Facts from RV Folks
    Do you yearn to go on the road full-time in an RV that will also be your home? Here from my mailbox are frank comments from people who are living full-time in a motorhome or travel trailer. Some are singles, some couples. They asked to be anonymous. 

    Janet: What’s your plan for later, when you can’t handle full-time travel any longer?
    Fulltimer #1:  “ When I hang up the keys  I intend to buy a park model in an RV campground. This is the lifestyle for me for good. “

    Janet: Tell me your story.
    Fulltimer #2: I’m 34 and have been full-timing for two years in a Class C motorhome I bought used.  I work in campgrounds and Amazon fulfillment centers as needed to keep up with the payments. I’ll have more free time next year when the RV is paid off but for now it’s fun to travel to different jobs around the country. I have loved RV camping since I was three  years old and our family camped in a converted school bus. Now I’m living my full-timer dream and loving it .” 

    Janet: You two say you are 82 and 87 years old. Do you know what you’ll do when you have to give up the full-timing lilfe?
    Fulltimers #3. No but we are looking into the Escapees program in Livingston, Texas.
 This is our life. We will be RV-ers until we die.”

    Janet: You two have been full-timing 30 years now and your current RV is 19 years old. Tell me about your travels and your plans for the future.   
    Full-timers #4. Well, we’re now 72 and 80 years old and plan to move to an assisted living facility when we have to. For now we move on every one or two weeks. Our home base is Florida because we like the weather and we have relatives there. Our next purchase will be a new dinghy. That’s a car we’ll tow behind the motorhome. 

    Janet: You say you’re full-timing but find it hard to get by on $30,000 a year.
    Fulltimers #5. We love the motorhome but it’s time to settle down. We’re building a house in Florida and we'll get jobs there. We may go full-time again someday. Who knows?

    Janet: Tell me how you’re doing in your 38-footer on a budget of $50,000 a year.
    Full-timers #6. “We love our unique,  custom designed RV and have no plans to replace it but we couldn’t afford a newer model anyway. Ours is a diesel pusher with four solar panels on the roof to power our inverter. We survived a summer in Alaska and have seen much of America, with many places yet to be explored. We are trying to put something away for a rainy day. Our present motorhome was paid for through the sale of our home.”

    Janet: You two also live on $50K a year and your RV is a nine-year-old 35-footer. How is that working out?
    Full–timers #7 We will leave this life only when it’s time to go into a nursing home. Meanwhile we stay in one spot for six or seven months, then move on every three days or so for the rest of the year. Our most vexing problem is finding good motorhome service.

    These snippets are just a peek into the full-time RV life.
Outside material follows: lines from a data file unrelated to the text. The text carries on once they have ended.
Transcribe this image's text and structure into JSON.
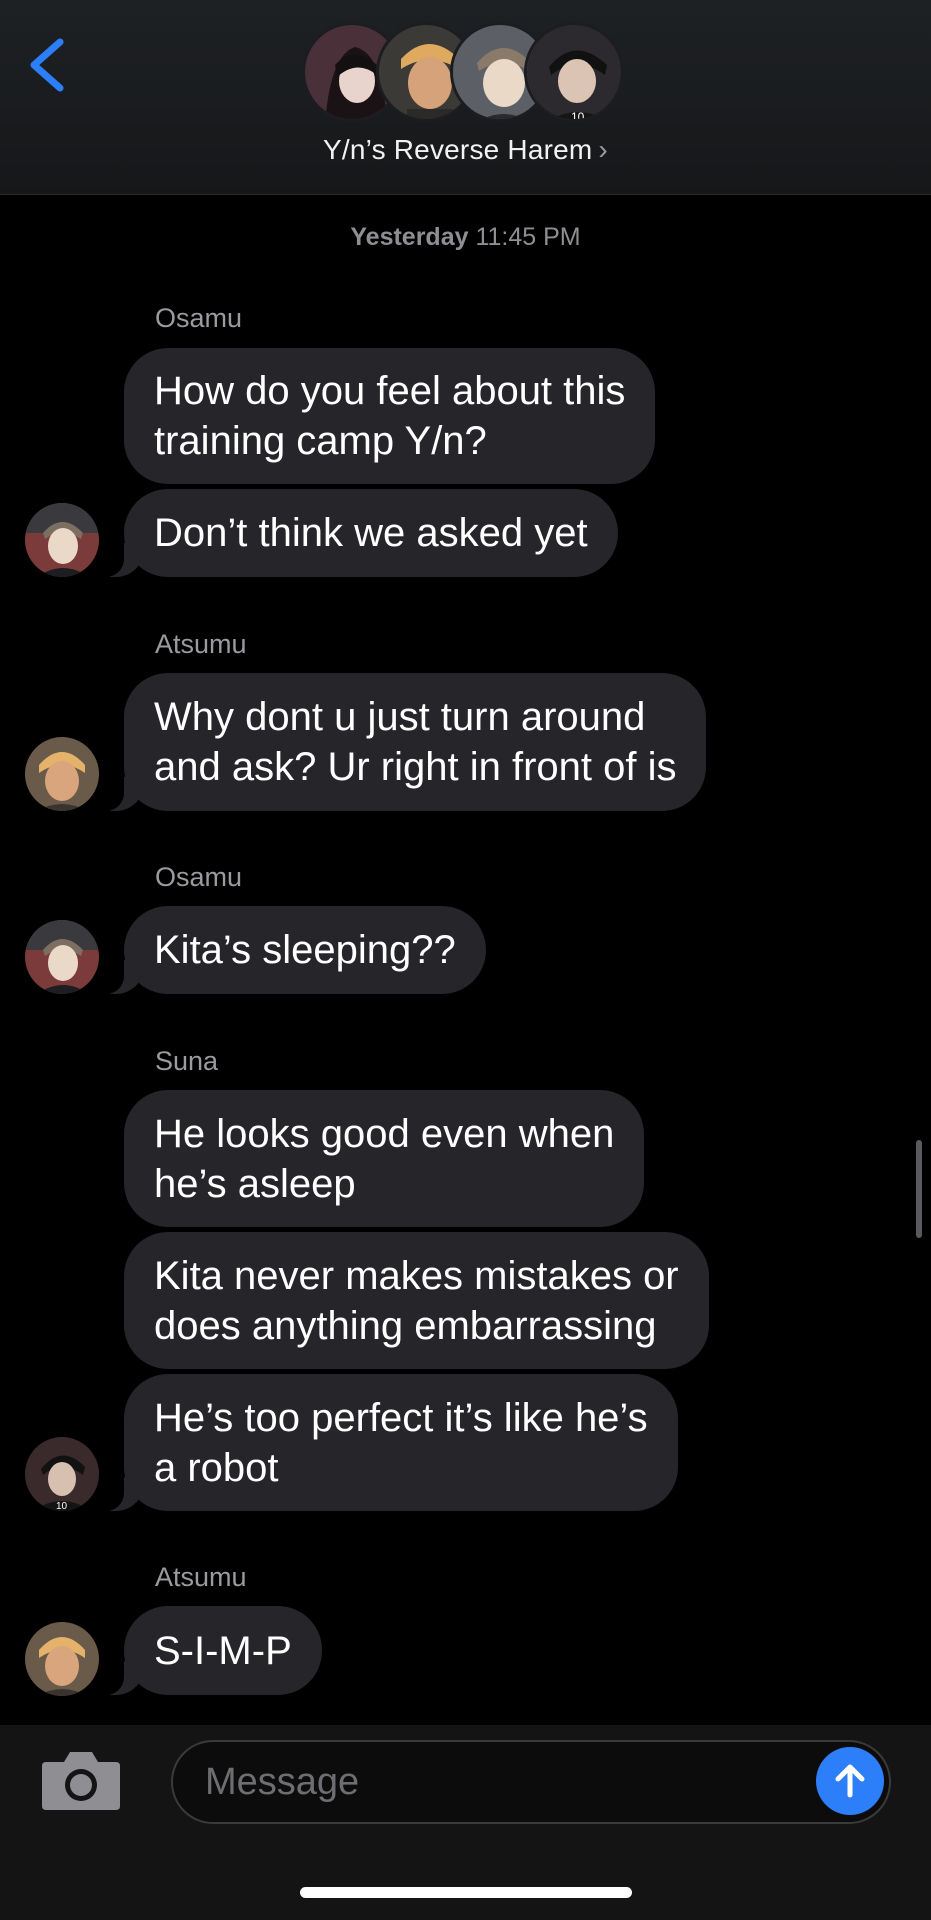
{
  "header": {
    "group_name": "Y/n’s Reverse Harem",
    "chevron": "›",
    "members": [
      "avatar-1",
      "avatar-2",
      "avatar-3",
      "avatar-4"
    ]
  },
  "timestamp": {
    "day": "Yesterday",
    "time": "11:45 PM"
  },
  "messages": [
    {
      "sender": "Osamu",
      "bubbles": [
        {
          "lines": [
            "How do you feel about this",
            "training camp Y/n?"
          ]
        },
        {
          "lines": [
            "Don’t think we asked yet"
          ]
        }
      ]
    },
    {
      "sender": "Atsumu",
      "bubbles": [
        {
          "lines": [
            "Why dont u just turn around",
            "and ask? Ur right in front of is"
          ]
        }
      ]
    },
    {
      "sender": "Osamu",
      "bubbles": [
        {
          "lines": [
            "Kita’s sleeping??"
          ]
        }
      ]
    },
    {
      "sender": "Suna",
      "bubbles": [
        {
          "lines": [
            "He looks good even when",
            "he’s asleep"
          ]
        },
        {
          "lines": [
            "Kita never makes mistakes or",
            "does anything embarrassing"
          ]
        },
        {
          "lines": [
            "He’s too perfect it’s like he’s",
            "a robot"
          ]
        }
      ]
    },
    {
      "sender": "Atsumu",
      "bubbles": [
        {
          "lines": [
            "S-I-M-P"
          ]
        }
      ]
    }
  ],
  "composer": {
    "placeholder": "Message"
  },
  "colors": {
    "accent": "#2d7ff9",
    "bubble": "#26252a",
    "background": "#000000"
  }
}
It begins with making the decision and ends when you’re ready to move on to the next adventure. Want to go  NOW, not wait to retire?  I full-timed for 10 years, making a living as a freelance writer and author. My book Living Aboard Your RV, 4th Edition tells you how.